While he has denounced the Islamic State (IS) terrorist group, news reports claim that a militant involved in an IS-claimed lethal attack on a bakery in Dhaka, Bangladesh in 2016 that killed mainly expatriates was a follower of the televangelist.  Cable TV operators in Sri Lanka also removed a channel founded by Naik, known as Peace TV, in the wake of deadly Easter Sunday bombings claimed by IS earlier this year.

Granted permanent residency by the former Najib Razak administration in 2015, Naik’s presence in Malaysia was seen by many as a sign of hardening political Islam under the then-incumbent leadership.

While the local Indian community, representing about 5.7% of the population, opposed his presence, the cleric was embraced by top Malaysian officials and influential religious scholars. Najib personally met with Naik, while members of his then-ruling United Malays National Organization (UMNO) party publicly signaled their support for the preacher.

Malaysia's Prime Minister Najib Razak gestures as he speaks during a rally against US President Donald Trump's decision to recognize Jerusalem as the capital of Israel, in Putrajaya, Malaysia December 22, 2017. Photo: Reuters/Lai Seng Sin
Malaysia’s then-prime minister Najib Razak speaks during a rally against US President Donald Trump’s decision to recognize Jerusalem as the capital of Israel, in Putrajaya, Malaysia, December 22, 2017. Photo: Twitter

Parti Islam SeMalaysia (PAS), a hardline Islamist party that seeks to turn Malaysia into an Islamic state, has emerged as his most vocal champion. Both political parties are now in a loose opposition alliance that has claimed Mahathir’s administration has failed to protect Malay Muslim rights and defend Islam.

“The government wants to handle the situation as delicately as possible because they know that this man has a huge following and there is a political dimension to this,” said Syahredzan. “The more they are seen to do things and have negative sentiments toward Zakir, the more PAS and UMNO will use it as proof that Islam is under threat.

“PAS and UMNO are using Zakir Naik not so much because they believe in what he says, but as a symbol,” he claimed. “If his permanent residency is revoked, I definitely foresee that this will be used by opposition parties and ethnic Malay Muslim NGOs as a sort of rallying point for their narratives against the government. There will definitely be pushback.”

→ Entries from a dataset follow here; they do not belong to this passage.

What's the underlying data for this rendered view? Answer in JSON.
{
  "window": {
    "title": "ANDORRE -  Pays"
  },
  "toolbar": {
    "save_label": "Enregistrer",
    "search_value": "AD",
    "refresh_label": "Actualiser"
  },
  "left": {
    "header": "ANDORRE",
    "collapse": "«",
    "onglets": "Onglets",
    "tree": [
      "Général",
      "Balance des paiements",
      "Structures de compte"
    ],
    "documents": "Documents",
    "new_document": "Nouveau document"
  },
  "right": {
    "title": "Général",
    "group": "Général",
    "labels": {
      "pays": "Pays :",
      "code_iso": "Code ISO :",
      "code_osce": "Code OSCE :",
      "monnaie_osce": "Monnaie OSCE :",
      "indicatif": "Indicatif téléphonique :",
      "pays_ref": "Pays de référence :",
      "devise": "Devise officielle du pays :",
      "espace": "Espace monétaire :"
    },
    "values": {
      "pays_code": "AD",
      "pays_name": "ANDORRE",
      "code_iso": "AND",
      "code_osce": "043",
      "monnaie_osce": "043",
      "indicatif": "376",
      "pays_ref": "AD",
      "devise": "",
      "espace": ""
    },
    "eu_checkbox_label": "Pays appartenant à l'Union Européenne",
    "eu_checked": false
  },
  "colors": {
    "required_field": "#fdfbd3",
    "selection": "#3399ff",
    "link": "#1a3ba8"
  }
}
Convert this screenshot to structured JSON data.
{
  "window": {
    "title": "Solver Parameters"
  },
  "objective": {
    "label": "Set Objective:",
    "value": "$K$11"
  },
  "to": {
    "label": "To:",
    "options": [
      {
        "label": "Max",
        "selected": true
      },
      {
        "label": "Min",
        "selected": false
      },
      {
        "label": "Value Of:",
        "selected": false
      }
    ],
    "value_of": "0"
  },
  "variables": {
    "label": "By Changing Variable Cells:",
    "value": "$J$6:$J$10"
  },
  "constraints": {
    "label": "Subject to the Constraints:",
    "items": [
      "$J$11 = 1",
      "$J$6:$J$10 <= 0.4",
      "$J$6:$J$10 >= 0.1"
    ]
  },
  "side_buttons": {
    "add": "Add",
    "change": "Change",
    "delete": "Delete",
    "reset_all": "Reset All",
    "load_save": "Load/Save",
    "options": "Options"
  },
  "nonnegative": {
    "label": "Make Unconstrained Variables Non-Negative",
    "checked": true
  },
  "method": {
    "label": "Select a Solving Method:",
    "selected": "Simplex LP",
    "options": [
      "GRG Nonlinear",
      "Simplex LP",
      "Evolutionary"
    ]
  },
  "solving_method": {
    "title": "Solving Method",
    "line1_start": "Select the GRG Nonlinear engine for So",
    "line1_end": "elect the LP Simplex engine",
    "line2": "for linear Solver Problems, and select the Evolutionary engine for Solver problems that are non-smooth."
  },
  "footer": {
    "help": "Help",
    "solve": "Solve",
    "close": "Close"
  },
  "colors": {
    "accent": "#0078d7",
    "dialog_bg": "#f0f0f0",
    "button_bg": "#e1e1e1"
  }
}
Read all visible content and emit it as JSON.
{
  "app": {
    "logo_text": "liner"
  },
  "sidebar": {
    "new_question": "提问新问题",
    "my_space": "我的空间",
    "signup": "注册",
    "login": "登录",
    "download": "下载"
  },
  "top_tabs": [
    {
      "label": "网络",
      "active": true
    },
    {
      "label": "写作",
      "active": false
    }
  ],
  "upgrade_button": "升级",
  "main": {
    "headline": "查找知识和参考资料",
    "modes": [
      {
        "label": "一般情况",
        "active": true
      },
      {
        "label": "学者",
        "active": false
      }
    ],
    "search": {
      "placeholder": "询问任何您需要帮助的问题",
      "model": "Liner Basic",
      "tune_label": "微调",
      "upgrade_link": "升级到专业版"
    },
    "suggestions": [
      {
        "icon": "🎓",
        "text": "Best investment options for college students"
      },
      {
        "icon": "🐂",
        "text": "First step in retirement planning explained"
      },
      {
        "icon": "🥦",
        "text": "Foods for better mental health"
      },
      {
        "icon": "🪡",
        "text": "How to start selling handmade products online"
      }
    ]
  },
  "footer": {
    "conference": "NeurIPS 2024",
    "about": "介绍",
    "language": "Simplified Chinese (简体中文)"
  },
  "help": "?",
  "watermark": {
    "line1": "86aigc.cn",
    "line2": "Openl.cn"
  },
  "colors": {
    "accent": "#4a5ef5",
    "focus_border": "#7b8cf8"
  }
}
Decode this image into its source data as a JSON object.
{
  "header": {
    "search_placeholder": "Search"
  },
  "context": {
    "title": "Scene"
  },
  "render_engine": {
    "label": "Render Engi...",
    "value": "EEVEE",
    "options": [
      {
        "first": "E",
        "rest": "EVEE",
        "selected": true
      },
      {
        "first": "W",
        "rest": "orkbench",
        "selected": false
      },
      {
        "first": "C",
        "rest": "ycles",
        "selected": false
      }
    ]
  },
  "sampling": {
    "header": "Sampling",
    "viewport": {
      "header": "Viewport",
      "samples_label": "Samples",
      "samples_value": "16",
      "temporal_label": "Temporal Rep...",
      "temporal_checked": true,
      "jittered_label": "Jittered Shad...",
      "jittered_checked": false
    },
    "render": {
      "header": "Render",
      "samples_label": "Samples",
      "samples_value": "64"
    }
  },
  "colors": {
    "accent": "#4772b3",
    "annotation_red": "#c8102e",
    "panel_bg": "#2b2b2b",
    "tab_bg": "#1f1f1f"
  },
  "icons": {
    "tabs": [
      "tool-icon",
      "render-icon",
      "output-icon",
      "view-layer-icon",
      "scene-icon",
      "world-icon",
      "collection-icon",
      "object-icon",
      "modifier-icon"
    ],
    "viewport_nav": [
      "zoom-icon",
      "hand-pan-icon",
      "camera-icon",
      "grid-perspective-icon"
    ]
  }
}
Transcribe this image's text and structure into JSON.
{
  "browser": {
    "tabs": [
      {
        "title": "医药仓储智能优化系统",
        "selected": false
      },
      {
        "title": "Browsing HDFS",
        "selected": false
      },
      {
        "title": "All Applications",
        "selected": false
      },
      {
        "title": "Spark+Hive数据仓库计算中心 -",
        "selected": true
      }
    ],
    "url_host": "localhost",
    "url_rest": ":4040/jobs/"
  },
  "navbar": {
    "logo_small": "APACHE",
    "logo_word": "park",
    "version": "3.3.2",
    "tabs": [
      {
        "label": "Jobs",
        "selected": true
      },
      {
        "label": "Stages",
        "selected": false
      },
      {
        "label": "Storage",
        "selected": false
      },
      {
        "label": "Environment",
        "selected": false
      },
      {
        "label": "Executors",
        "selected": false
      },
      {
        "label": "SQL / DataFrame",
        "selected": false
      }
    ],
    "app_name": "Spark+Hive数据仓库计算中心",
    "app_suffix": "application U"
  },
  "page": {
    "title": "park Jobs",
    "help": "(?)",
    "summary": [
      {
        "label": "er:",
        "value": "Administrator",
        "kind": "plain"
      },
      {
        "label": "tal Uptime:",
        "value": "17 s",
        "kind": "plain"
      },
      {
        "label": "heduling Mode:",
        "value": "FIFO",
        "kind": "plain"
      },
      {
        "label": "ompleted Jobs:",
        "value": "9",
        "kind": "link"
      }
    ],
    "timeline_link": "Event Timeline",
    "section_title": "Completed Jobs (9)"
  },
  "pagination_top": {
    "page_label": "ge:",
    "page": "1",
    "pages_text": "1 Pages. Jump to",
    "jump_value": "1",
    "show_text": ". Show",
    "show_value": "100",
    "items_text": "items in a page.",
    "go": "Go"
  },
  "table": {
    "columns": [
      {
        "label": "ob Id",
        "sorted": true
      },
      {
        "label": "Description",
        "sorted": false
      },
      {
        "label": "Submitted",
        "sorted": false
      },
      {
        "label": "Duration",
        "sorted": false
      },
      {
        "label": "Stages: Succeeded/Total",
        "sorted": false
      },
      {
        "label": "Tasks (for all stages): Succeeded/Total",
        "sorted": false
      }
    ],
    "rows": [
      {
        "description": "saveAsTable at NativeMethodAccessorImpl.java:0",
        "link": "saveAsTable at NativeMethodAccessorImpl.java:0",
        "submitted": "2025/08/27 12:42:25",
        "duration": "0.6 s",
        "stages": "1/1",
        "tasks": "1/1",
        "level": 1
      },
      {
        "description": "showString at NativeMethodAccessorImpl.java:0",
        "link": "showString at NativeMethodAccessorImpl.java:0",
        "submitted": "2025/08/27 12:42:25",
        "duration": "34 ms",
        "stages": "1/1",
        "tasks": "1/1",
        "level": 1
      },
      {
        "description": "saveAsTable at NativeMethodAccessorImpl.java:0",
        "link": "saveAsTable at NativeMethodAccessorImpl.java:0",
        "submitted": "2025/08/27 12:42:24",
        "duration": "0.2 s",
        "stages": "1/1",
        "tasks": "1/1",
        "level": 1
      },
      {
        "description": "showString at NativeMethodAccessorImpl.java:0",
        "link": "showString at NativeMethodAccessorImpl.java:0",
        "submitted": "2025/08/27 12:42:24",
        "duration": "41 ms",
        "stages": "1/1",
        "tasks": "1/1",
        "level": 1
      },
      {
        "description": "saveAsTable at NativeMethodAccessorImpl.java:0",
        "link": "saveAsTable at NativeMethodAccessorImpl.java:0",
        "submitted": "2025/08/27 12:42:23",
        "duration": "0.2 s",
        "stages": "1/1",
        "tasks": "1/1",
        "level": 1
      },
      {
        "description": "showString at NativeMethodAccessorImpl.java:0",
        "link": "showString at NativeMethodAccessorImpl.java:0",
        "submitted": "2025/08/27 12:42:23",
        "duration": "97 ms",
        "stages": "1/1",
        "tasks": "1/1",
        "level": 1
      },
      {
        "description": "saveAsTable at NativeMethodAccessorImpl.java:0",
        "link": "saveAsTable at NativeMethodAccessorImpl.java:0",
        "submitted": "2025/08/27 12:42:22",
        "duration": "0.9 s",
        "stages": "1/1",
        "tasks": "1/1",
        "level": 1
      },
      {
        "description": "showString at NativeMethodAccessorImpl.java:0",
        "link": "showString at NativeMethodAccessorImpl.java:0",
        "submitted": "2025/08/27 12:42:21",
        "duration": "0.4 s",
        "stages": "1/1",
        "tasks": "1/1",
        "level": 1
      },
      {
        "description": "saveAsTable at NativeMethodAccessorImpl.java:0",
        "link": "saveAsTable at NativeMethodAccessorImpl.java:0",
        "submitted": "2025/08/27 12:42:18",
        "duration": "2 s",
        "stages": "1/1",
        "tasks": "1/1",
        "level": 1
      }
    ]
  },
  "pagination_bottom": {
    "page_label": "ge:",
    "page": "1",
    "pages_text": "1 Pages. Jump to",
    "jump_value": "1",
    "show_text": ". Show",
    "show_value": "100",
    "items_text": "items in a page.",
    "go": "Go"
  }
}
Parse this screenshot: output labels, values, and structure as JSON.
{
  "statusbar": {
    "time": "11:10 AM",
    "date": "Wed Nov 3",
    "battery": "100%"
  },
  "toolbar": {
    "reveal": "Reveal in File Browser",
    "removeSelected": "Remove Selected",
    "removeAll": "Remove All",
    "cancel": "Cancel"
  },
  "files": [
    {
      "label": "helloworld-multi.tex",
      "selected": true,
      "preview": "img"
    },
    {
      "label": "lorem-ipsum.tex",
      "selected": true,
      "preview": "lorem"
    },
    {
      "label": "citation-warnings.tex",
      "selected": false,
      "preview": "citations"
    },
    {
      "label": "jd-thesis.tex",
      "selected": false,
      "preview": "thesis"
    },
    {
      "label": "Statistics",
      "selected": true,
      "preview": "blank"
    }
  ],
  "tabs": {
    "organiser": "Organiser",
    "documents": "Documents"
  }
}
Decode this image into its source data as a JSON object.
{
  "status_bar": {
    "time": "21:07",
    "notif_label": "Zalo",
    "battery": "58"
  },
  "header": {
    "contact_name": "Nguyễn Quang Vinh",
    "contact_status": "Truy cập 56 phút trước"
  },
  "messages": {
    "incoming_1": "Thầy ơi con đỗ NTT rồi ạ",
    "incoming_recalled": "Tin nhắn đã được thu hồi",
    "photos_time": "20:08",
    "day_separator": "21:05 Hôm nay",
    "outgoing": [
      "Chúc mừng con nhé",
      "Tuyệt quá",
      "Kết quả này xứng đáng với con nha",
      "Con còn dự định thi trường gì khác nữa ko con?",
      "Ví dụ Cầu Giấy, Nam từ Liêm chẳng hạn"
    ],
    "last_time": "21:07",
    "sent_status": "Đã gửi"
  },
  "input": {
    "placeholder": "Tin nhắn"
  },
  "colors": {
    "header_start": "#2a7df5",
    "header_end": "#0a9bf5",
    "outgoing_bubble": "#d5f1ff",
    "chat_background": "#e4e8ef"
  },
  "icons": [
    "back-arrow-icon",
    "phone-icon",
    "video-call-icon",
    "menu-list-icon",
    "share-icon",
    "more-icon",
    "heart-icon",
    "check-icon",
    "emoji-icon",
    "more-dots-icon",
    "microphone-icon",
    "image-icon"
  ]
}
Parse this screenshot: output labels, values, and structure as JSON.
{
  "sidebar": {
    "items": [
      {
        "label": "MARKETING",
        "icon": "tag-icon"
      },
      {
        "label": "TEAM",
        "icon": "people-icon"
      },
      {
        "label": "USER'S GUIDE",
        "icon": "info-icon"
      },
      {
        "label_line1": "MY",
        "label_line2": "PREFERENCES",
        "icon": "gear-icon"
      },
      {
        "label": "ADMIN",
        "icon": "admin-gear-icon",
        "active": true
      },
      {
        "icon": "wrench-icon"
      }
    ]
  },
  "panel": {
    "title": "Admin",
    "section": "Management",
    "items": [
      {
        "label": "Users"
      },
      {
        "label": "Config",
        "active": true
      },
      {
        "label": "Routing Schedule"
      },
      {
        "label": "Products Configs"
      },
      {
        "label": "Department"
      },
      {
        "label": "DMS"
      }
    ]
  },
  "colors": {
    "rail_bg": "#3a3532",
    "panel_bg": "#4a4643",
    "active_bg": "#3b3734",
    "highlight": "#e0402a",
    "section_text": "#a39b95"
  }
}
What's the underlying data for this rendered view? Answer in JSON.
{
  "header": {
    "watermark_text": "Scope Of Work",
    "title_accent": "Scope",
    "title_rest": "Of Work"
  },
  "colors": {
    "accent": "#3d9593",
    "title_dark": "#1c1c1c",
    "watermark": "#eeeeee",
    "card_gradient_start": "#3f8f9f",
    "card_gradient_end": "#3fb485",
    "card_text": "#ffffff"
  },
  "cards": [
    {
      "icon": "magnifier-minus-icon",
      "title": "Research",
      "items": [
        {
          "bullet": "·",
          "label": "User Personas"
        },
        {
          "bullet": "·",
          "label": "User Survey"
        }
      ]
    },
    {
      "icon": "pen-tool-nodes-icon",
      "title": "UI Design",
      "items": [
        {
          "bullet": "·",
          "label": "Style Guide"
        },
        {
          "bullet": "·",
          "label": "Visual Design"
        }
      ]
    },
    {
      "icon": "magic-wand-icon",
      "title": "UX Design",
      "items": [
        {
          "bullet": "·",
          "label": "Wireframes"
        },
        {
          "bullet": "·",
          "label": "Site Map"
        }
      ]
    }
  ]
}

Mustafa Izzuddin, a political analyst at the National University of Singapore’s (NUS) Institute of South Asian Studies, believes the government will tread carefully in dealing with the fugitive preacher. While there are mixed views on Naik’s predicament, he believes the final decision on his possible expulsion will ultimately come down to the prime minister.

“The buck stops with Mahathir and so Zakir Naik’s future in Malaysia is in Mahathir’s hands. It is not surprising that Naik has backpedaled and apologized to save his skin, as he prefers to stay on in Malaysia with his permanent residency intact. It has become a case of him overstaying his welcome in Malaysia,” he said.

Members of the United Malays National Organization (UMNO) listen to a speech by Malaysia's Prime Minister Najib Razak during its general assembly in Kuala Lumpur, Malaysia December 7, 2017. REUTERS/Lai Seng Sin
UMNO members listen to a speech by Malaysia’s then Prime Minister Najib Razak during its general assembly in Kuala Lumpur, December 7, 2017. Photo: Facebook

“If it is politically expedient to keep Naik, the Pakatan Harapan-led government will not take a hardline approach.” Should the government decide the fugitive preacher has exhausted his political utility, “he will be compelled to leave Malaysia, or at the very least, have his permanent residency revoked,” Mustafa believes.

That may or may not jeopardize the controversial preacher. Naik was reportedly granted citizenship in Saudi Arabia in 2017 and has so far successfully evaded Indian authorities since they started investigating him and his non-profit Islamic Research Foundation (IRF) for alleged terror propaganda in 2016.

Interpol has yet to issue a red notice against Naik despite New Delhi’s attempts to have him designated as an international fugitive, and therefore would be able to travel freely if he leaves Malaysia or has his permanent residency revoked.